[The data]

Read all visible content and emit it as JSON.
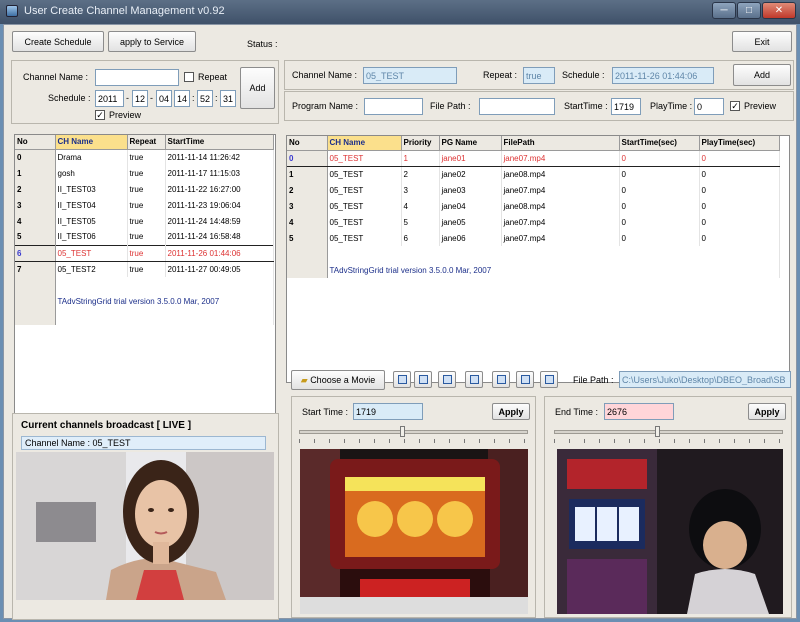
{
  "window": {
    "title": "User Create Channel Management v0.92",
    "min_glyph": "─",
    "max_glyph": "□",
    "close_glyph": "✕"
  },
  "toolbar": {
    "create_schedule": "Create Schedule",
    "apply_service": "apply to Service",
    "status_label": "Status :",
    "exit": "Exit"
  },
  "left_form": {
    "channel_name_label": "Channel Name :",
    "channel_name_value": "",
    "repeat_label": "Repeat",
    "repeat_checked": "",
    "schedule_label": "Schedule :",
    "year": "2011",
    "month": "12",
    "day": "04",
    "hour": "14",
    "minute": "52",
    "second": "31",
    "sep_dash": "-",
    "sep_colon": ":",
    "preview_label": "Preview",
    "preview_checked": "✓",
    "add": "Add"
  },
  "channel_grid": {
    "columns": [
      "No",
      "CH Name",
      "Repeat",
      "StartTime"
    ],
    "rows": [
      {
        "no": "0",
        "name": "Drama",
        "repeat": "true",
        "start": "2011-11-14 11:26:42"
      },
      {
        "no": "1",
        "name": "gosh",
        "repeat": "true",
        "start": "2011-11-17 11:15:03"
      },
      {
        "no": "2",
        "name": "II_TEST03",
        "repeat": "true",
        "start": "2011-11-22 16:27:00"
      },
      {
        "no": "3",
        "name": "II_TEST04",
        "repeat": "true",
        "start": "2011-11-23 19:06:04"
      },
      {
        "no": "4",
        "name": "II_TEST05",
        "repeat": "true",
        "start": "2011-11-24 14:48:59"
      },
      {
        "no": "5",
        "name": "II_TEST06",
        "repeat": "true",
        "start": "2011-11-24 16:58:48"
      },
      {
        "no": "6",
        "name": "05_TEST",
        "repeat": "true",
        "start": "2011-11-26 01:44:06"
      },
      {
        "no": "7",
        "name": "05_TEST2",
        "repeat": "true",
        "start": "2011-11-27 00:49:05"
      }
    ],
    "trial": "TAdvStringGrid trial version 3.5.0.0 Mar, 2007"
  },
  "live": {
    "title": "Current channels broadcast [ LIVE ]",
    "channel_label": "Channel Name : 05_TEST"
  },
  "right_top": {
    "channel_name_label": "Channel Name :",
    "channel_name_value": "05_TEST",
    "repeat_label": "Repeat :",
    "repeat_value": "true",
    "schedule_label": "Schedule :",
    "schedule_value": "2011-11-26 01:44:06",
    "add": "Add"
  },
  "program_form": {
    "program_name_label": "Program Name :",
    "program_name_value": "",
    "file_path_label": "File Path :",
    "file_path_value": "",
    "start_time_label": "StartTime :",
    "start_time_value": "1719",
    "play_time_label": "PlayTime :",
    "play_time_value": "0",
    "preview_label": "Preview",
    "preview_checked": "✓"
  },
  "program_grid": {
    "columns": [
      "No",
      "CH Name",
      "Priority",
      "PG Name",
      "FilePath",
      "StartTime(sec)",
      "PlayTime(sec)"
    ],
    "rows": [
      {
        "no": "0",
        "ch": "05_TEST",
        "pri": "1",
        "pg": "jane01",
        "file": "jane07.mp4",
        "start": "0",
        "play": "0"
      },
      {
        "no": "1",
        "ch": "05_TEST",
        "pri": "2",
        "pg": "jane02",
        "file": "jane08.mp4",
        "start": "0",
        "play": "0"
      },
      {
        "no": "2",
        "ch": "05_TEST",
        "pri": "3",
        "pg": "jane03",
        "file": "jane07.mp4",
        "start": "0",
        "play": "0"
      },
      {
        "no": "3",
        "ch": "05_TEST",
        "pri": "4",
        "pg": "jane04",
        "file": "jane08.mp4",
        "start": "0",
        "play": "0"
      },
      {
        "no": "4",
        "ch": "05_TEST",
        "pri": "5",
        "pg": "jane05",
        "file": "jane07.mp4",
        "start": "0",
        "play": "0"
      },
      {
        "no": "5",
        "ch": "05_TEST",
        "pri": "6",
        "pg": "jane06",
        "file": "jane07.mp4",
        "start": "0",
        "play": "0"
      }
    ],
    "trial": "TAdvStringGrid trial version 3.5.0.0 Mar, 2007"
  },
  "movie_bar": {
    "choose": "Choose a Movie",
    "file_path_label": "File Path :",
    "file_path_value": "C:\\Users\\Juko\\Desktop\\DBEO_Broad\\SB"
  },
  "start_panel": {
    "label": "Start Time :",
    "value": "1719",
    "apply": "Apply",
    "position": 0.44
  },
  "end_panel": {
    "label": "End Time :",
    "value": "2676",
    "apply": "Apply",
    "position": 0.44
  }
}
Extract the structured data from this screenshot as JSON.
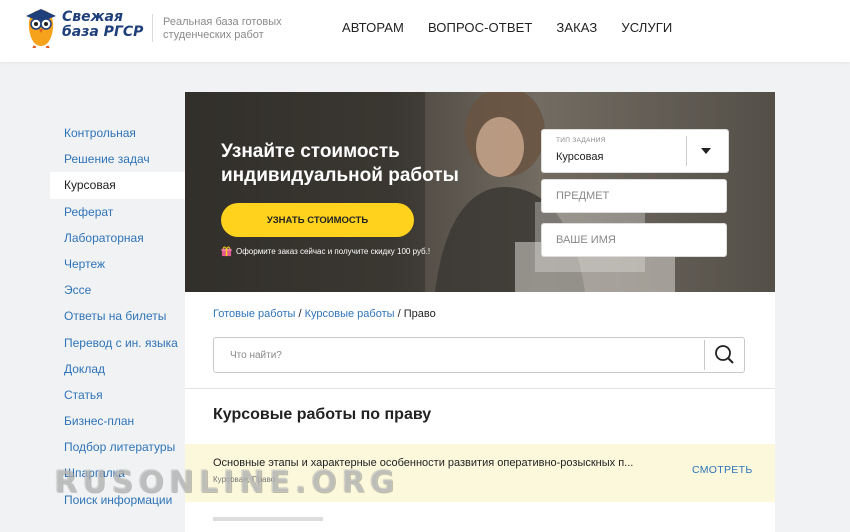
{
  "header": {
    "logo_text": "Свежая база РГСР",
    "tagline": "Реальная база готовых студенческих работ",
    "nav": [
      "АВТОРАМ",
      "ВОПРОС-ОТВЕТ",
      "ЗАКАЗ",
      "УСЛУГИ"
    ]
  },
  "sidebar": {
    "items": [
      {
        "label": "Контрольная",
        "active": false
      },
      {
        "label": "Решение задач",
        "active": false
      },
      {
        "label": "Курсовая",
        "active": true
      },
      {
        "label": "Реферат",
        "active": false
      },
      {
        "label": "Лабораторная",
        "active": false
      },
      {
        "label": "Чертеж",
        "active": false
      },
      {
        "label": "Эссе",
        "active": false
      },
      {
        "label": "Ответы на билеты",
        "active": false
      },
      {
        "label": "Перевод с ин. языка",
        "active": false
      },
      {
        "label": "Доклад",
        "active": false
      },
      {
        "label": "Статья",
        "active": false
      },
      {
        "label": "Бизнес-план",
        "active": false
      },
      {
        "label": "Подбор литературы",
        "active": false
      },
      {
        "label": "Шпаргалка",
        "active": false
      },
      {
        "label": "Поиск информации",
        "active": false
      }
    ]
  },
  "hero": {
    "title": "Узнайте стоимость индивидуальной работы",
    "button_label": "УЗНАТЬ СТОИМОСТЬ",
    "note": "Оформите заказ сейчас и получите скидку 100 руб.!",
    "form": {
      "type_label": "ТИП ЗАДАНИЯ",
      "type_value": "Курсовая",
      "subject_placeholder": "ПРЕДМЕТ",
      "name_placeholder": "ВАШЕ ИМЯ"
    }
  },
  "breadcrumb": {
    "items": [
      "Готовые работы",
      "Курсовые работы"
    ],
    "current": "Право",
    "separator": " / "
  },
  "search": {
    "placeholder": "Что найти?"
  },
  "section_title": "Курсовые работы по праву",
  "results": [
    {
      "title": "Основные этапы и характерные особенности развития оперативно-розыскных п...",
      "meta": "Курсовая, Право",
      "action": "СМОТРЕТЬ"
    }
  ],
  "watermark": "RUSONLINE.ORG",
  "colors": {
    "link": "#2f74b8",
    "accent_yellow": "#ffd21e",
    "highlight_row": "#fbf8dc",
    "logo_blue": "#1f3f7a"
  }
}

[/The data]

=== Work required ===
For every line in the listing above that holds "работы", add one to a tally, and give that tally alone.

=== Answer for the task ===
4